Greetings, everyone! My name is Colton Myers and I’m the new kid on the block at Restek…kinda. You may have seen my name before in Jason Herrington’s E-Cig blogs, but that’s from when I was an intern at Restek. Now, I have the opportunity to work in our Innovations lab at Restek and do some research on a hot topic: CANNABIS!
Image Credit: Cannabis Now (cannabisnow.com)
In this blog series, I’m going to discuss analyzing residual solvents in cannabis concentrates. Some of this was previously discussed by my predecessor, Amanda Rigdon, in her blog. Cannabis concentrates are products that are made by extracting the chemical compounds, such as Delt-9-Tetrahydrocannabinol (THC), Cannabidiol (CBD), and other cannabinoids from the cannabis plant. After the extraction, you’re left with an oil, which can then be used to make a variety of different products.
Image Credit: The Travel Joint (thetraveljoint.com)

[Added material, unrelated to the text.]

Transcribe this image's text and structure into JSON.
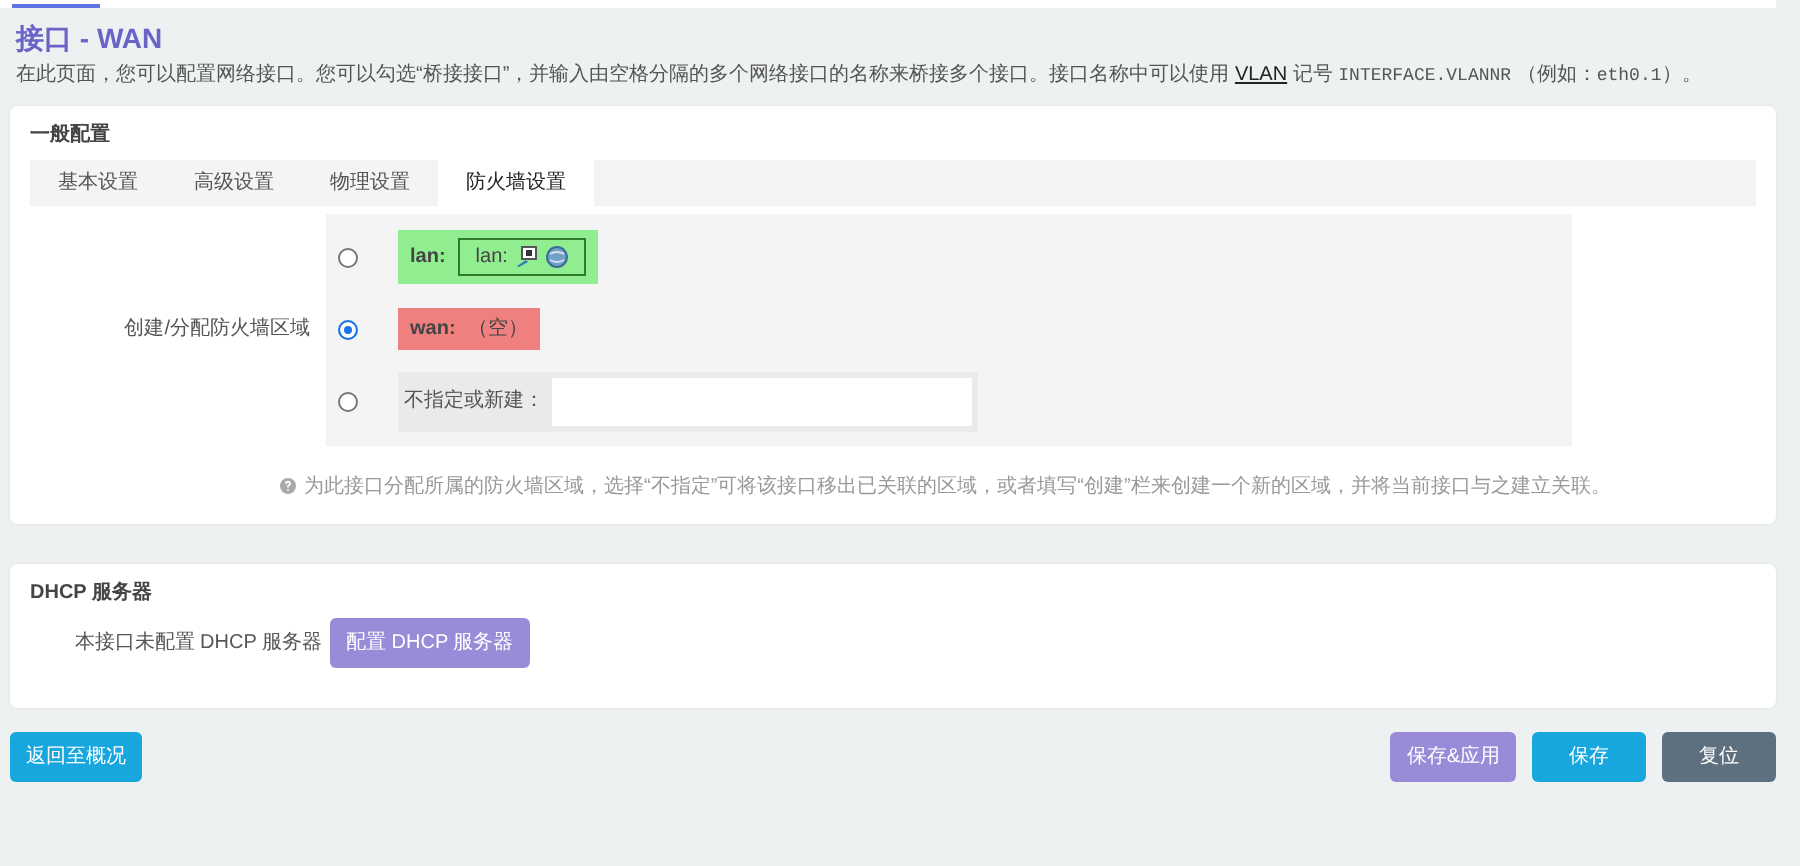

So, why do you care? Well, many of the cannabis concentrate producers are using different types of solvents to extract the compounds of interest from cannabis. Because of this, methods for testing residual solvents are needed to analyze these products to ensure that consumers are not exposing their body to harmful levels of chemicals. Therefore, many states that have legalized medical or recreational use of cannabis require residual solvent testing.
I know that this may be old news to many of you, but don’t walk away yet! I’m excited to share with you some of the work I’ve been doing on new testing methods, so stay tuned to this new and exciting blog series!